Gun-rights groups long had eyed Chicago as the next stop should Heller go their way. And Chicago May­or Richard M. Daley didn’t have to wait long to add another title to his resumé: defendant. Within a day of the justices’ decision, the mayor and city found themselves and their gun ban in federal district court. Chicago faces two challenges, one led by the National Rifle Association and the other by the Second Amendment Foundation, an advocacy group based in Bellevue, Wash.

But even after Heller, does the Second Amendment right restrict state or local actions? That is, is it "incorporated" on the state's through the 14th Amendment? That is yet to be decided.

Today, nearly every amendment that addresses individual rights has been incorporated to the states, with the exceptions of the Fifth’s indictment clause and the Seventh’s right to a civil jury trial.

Gun proponents say the Second Amendment’s freshly blessed individual right already enjoys fundamental status. “The Heller decision suggests that if a case arises, the 14th Amendment would apply,” says Stephen J. Halbrook of Fairfax, Va., a veteran litigator for the NRA and one of the lawyers in the Chicago challenge. [Dallas litigator David J.] Schenck [author of a Heller amicus brief for 40 state firearms associations] says his clients also are exploring incorporation arguments under the Ninth and 10th amendments, which reserve for the people or the states, respectively, all rights that the Con­stitution does not expressly grant the federal government.

Beyond incorporation and with an ordinance so similar to the one struck down in Heller, the Chicago ban’s future could be dim. [Chicago's lawyer Benna R.] Solomon acknowledges that the city hadn’t fully considered substantive issues in the weeks immediately after the Supreme Court spoke.

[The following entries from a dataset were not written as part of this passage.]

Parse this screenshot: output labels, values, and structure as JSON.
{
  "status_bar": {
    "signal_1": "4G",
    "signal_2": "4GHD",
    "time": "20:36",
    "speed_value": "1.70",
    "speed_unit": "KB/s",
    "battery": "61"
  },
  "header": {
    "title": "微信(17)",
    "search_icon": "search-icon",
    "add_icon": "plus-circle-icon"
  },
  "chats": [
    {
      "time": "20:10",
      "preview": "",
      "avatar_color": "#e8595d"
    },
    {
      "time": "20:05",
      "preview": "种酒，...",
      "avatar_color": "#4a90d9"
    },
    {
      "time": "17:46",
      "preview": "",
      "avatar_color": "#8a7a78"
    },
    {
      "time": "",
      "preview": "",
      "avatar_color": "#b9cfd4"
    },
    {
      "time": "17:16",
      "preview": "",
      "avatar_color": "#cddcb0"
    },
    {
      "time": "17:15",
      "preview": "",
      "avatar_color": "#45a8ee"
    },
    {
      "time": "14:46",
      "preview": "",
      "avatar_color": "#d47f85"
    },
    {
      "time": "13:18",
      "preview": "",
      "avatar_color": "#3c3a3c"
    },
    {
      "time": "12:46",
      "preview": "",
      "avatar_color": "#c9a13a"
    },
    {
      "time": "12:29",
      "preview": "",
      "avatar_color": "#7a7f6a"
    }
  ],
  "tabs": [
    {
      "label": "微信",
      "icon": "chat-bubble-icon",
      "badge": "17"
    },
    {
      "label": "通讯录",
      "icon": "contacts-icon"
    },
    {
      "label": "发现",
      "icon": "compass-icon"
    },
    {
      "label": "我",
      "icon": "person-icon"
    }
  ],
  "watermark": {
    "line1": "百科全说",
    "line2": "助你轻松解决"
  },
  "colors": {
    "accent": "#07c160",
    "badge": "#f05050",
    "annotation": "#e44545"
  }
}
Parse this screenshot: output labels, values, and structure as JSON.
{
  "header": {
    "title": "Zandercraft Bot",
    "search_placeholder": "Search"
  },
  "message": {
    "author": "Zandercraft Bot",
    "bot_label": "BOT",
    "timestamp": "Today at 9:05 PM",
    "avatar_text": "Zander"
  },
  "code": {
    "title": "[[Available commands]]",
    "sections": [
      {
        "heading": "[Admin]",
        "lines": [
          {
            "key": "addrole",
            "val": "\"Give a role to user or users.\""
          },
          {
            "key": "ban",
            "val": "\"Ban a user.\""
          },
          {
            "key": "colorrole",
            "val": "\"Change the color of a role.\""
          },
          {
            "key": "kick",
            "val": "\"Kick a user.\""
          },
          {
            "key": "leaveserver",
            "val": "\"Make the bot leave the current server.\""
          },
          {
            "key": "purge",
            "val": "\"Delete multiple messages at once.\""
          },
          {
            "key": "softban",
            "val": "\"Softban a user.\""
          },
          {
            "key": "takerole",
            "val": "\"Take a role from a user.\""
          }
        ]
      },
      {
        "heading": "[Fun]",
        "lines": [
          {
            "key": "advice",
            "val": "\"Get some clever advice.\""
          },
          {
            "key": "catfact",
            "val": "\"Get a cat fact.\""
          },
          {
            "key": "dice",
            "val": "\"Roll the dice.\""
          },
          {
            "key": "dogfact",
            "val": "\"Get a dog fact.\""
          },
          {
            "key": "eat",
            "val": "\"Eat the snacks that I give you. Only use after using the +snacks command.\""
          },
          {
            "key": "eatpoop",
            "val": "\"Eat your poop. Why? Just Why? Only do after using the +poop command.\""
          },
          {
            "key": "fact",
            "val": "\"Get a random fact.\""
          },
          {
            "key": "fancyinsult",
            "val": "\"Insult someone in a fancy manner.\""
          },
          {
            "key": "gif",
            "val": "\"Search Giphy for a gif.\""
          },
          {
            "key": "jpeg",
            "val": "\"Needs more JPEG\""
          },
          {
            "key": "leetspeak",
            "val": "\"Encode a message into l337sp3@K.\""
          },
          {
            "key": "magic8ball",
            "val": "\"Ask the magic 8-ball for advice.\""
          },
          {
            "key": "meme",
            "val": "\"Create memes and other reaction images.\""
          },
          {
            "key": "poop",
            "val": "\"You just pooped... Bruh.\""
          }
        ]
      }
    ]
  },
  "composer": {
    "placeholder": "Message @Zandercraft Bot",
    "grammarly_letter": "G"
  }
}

But she adds that the city has no plans to roll over. “I expect we will have more than one argument,” she says.

The piece is a little behind the time toward the end on new developments in D.C. regarding gun laws, which were, reluctantly, liberalized back in mid-September.

And look for my forthcoming book on the Heller case and the legal and political battle over guns in America, Gun Control on Trial, and an excerpt from it in the December reason.